From the 1848 Women’s Rights Convention at Seneca Falls to the ratification of the 19th Amendment 72 years later, Christian religion and women’s suffrage kept close, if not always cordial, company.
At the 1840 London Slavery Convention, internationally renowned clergy debated the presence of Quaker leader Lucretia Coffin Mott and Methodist seminarian Elizabeth Cady Stanton. The convention finally seated the two women—out of sight behind a curtain with instructions to keep silent.
Years later, in plain sight with plain speech, those two Americans convened the Seneca Falls meeting in a Methodist chapel. Still later, ordained Methodist minister Anna Howard Shaw led the National American Women’s Suffrage Association down the stretch to passage of the 19th Amendment.
Throughout the long campaign, Baptists divided along regional, racial and gender fault lines for and against women’s right to vote. Northern Baptists were more likely than Southern Baptists to give women the vote inside or outside of church.
Stanton and Susan B. Anthony founded the National Woman Suffrage Association in 1869 after the supporters of the 15th Amendment—granting African American male suffrage—abandoned the women’s cause for reasons of political expediency. In historical parallel, Baptist missionary-appointing societies by women and for women appeared among Northern Baptists in the early 1870s.
Working closely for women’s suffrage with Anthony in Rochester, N.Y., Helen Barrett Montgomery became the first woman ever elected to public office in that city. Montgomery also presided over American Baptists’ woman’s mission society and was the first female president of the Northern Baptist Convention.
Baltimore’s Annie Armstrong, Barrett’s contemporary counterpart in the Southern Baptist Convention, would not speak in a public meeting if men were present. In 1906, the year Anthony led a Baltimore Women’s Rights Convention, Armstrong resigned as head of the SBC’s Woman’s Missionary Union partly to protest ministerial education for women in the same setting as men.
In 1888, the same year the WMU formed to support SBC missions (though the women did not direct expenditure of funds), the SBC amended its constitution to prevent women from voting at its annual meeting. This restriction remained in place for 30 years, as did Southern Baptist opposition to women voting outside the church.
Virginian Nannie Helen Burroughs brought women’s rights to the forefront of the largest African American Baptist denomination. In 1900 at the National Baptist Convention, 21-year-old Burroughs delivered with “righteous discontent” a speech titled “How the Sisters are Hindered from Helping.”

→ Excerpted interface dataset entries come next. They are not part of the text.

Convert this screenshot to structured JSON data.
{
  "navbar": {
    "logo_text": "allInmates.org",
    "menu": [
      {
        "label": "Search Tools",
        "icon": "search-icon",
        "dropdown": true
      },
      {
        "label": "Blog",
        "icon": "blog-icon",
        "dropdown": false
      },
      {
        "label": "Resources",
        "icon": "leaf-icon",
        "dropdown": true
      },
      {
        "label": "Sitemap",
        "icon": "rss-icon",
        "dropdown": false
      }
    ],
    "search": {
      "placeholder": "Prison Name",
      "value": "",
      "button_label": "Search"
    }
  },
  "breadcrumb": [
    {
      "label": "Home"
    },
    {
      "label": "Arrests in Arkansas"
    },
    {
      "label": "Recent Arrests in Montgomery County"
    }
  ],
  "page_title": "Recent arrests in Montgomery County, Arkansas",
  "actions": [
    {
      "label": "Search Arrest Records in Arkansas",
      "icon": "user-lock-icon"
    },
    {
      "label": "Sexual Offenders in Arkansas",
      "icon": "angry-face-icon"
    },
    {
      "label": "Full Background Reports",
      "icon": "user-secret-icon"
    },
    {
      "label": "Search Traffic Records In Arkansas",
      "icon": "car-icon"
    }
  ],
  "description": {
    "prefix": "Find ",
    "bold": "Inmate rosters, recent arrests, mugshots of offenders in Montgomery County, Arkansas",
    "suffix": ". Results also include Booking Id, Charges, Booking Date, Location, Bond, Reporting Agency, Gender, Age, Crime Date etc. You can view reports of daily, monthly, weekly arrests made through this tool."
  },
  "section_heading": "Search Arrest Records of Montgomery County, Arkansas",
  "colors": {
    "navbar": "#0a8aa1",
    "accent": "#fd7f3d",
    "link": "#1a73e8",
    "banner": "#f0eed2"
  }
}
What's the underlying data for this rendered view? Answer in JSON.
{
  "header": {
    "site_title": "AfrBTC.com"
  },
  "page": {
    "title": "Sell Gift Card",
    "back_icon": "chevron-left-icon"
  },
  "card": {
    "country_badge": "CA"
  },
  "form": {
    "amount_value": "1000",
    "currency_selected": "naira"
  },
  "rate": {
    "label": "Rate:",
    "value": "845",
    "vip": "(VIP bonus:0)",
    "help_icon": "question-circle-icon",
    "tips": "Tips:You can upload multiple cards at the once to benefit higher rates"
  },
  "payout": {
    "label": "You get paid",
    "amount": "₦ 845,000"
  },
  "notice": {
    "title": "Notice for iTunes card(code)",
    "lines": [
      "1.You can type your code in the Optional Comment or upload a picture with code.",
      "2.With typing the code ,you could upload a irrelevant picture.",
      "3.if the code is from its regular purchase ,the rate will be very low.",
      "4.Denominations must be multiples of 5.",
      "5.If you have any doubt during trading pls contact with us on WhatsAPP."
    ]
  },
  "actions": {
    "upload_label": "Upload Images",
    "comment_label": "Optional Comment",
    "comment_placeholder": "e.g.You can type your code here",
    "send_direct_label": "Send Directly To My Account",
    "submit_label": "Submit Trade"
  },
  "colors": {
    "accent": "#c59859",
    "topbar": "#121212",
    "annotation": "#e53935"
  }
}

Women had served on the boards of the male and clergy-led NBC from its founding; Burroughs’s speech launched the self-supporting Woman’s Auxiliary to the NBC.
During its 61 years under the leadership of Burroughs, the WA became an independent forum where black Baptist women acted upon social issues like women’s suffrage and denominational concerns.
Burroughs’s criticism of President Woodrow Wilson’s silence on racism resulted in her activities being secretly monitored by his administration’s military intelligence department. Through the WA she promoted the vote as a defense against male-dominated political abuse of black women.
In spite of resistance from most men—and more than a few women—in the churches and from the pulpits, Protestant clergymen were the male group most likely by far to support women’s suffrage, except among Southern Baptists.
Loyd Allen is professor of church history and spiritual formation at the James and Carolyn McAfee School of Theology.